According to researchers, the Phase 1 trial results further support the current testing of the investigational vaccine in older adults in the ongoing Phase 3 trial.
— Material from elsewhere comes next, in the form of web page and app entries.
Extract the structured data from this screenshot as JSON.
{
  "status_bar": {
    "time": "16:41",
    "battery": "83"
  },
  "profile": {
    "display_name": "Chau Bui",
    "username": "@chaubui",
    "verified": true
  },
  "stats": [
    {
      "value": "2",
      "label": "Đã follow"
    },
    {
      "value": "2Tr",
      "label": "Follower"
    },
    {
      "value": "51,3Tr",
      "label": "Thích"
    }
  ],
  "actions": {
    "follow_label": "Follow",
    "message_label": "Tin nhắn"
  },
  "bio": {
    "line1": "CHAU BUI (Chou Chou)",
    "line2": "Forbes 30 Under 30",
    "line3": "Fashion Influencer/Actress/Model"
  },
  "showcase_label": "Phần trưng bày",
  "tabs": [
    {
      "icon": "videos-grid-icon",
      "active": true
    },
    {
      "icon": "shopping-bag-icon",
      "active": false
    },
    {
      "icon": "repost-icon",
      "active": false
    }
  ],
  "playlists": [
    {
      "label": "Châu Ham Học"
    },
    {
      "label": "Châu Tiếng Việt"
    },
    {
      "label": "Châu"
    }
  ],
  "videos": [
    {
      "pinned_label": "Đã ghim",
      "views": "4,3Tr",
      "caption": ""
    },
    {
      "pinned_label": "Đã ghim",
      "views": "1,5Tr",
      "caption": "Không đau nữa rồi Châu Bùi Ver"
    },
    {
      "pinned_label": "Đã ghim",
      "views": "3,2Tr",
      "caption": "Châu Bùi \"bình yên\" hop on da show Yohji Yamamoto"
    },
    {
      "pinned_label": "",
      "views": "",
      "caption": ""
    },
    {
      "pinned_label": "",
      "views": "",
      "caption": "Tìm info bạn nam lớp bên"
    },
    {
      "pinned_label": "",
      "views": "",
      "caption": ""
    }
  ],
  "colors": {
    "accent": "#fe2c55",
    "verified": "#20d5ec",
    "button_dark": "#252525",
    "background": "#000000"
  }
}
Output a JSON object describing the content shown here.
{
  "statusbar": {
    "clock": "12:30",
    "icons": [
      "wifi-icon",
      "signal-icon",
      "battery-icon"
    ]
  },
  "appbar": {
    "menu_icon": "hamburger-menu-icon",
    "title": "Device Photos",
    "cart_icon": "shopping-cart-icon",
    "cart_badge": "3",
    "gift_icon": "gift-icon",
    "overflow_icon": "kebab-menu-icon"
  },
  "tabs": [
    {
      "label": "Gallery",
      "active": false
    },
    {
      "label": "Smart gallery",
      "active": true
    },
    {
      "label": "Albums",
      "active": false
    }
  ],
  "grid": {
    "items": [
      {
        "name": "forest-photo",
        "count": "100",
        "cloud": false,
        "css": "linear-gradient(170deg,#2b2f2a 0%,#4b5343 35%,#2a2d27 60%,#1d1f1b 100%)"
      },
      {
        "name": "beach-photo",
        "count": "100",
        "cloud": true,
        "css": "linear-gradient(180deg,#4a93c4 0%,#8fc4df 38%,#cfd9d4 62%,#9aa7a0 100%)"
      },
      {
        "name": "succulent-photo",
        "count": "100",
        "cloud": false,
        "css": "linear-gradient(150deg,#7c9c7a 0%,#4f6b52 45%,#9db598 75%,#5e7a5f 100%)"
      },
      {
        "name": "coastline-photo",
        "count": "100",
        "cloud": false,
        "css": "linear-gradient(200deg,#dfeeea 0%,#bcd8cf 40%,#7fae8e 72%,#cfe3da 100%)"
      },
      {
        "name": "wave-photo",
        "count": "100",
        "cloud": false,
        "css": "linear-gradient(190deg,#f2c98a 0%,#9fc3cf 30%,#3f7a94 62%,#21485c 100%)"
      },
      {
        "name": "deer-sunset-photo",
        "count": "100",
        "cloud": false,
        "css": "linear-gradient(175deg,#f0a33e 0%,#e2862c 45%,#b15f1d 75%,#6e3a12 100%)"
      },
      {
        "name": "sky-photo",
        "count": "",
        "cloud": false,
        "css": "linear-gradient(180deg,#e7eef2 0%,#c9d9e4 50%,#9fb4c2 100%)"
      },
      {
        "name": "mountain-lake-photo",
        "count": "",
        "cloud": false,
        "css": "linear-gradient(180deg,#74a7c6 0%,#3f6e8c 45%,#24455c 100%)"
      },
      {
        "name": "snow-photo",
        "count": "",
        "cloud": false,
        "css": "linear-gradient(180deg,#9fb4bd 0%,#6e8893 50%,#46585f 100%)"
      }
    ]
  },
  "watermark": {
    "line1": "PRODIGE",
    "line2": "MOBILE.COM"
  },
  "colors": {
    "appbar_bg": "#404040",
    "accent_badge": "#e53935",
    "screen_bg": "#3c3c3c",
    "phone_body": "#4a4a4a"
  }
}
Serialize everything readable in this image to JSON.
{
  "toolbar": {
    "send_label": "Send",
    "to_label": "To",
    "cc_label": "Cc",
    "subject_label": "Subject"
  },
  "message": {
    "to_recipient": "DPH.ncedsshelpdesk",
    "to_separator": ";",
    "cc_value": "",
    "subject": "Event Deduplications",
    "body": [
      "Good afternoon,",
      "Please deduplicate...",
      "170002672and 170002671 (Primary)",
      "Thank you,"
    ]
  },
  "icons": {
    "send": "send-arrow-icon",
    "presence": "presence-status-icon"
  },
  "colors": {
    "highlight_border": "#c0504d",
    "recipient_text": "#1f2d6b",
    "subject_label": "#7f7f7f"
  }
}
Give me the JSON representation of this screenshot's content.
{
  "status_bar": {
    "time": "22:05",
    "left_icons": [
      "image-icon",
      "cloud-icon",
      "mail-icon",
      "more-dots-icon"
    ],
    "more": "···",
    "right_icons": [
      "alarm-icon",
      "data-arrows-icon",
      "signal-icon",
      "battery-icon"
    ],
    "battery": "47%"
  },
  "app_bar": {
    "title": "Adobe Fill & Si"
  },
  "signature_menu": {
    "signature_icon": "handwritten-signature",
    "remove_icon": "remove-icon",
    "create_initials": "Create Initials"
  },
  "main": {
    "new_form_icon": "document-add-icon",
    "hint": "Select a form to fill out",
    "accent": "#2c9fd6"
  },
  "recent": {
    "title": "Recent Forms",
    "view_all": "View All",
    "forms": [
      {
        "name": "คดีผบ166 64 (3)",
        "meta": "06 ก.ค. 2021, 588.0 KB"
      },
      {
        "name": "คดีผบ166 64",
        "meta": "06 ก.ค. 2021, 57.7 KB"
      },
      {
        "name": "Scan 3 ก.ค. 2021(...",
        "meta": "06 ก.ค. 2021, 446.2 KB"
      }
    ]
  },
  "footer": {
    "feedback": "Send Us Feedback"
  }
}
The Moderna vaccine study will continue to follow the volunteers for about one year after the second vaccination to monitor the vaccine’s long-term effects.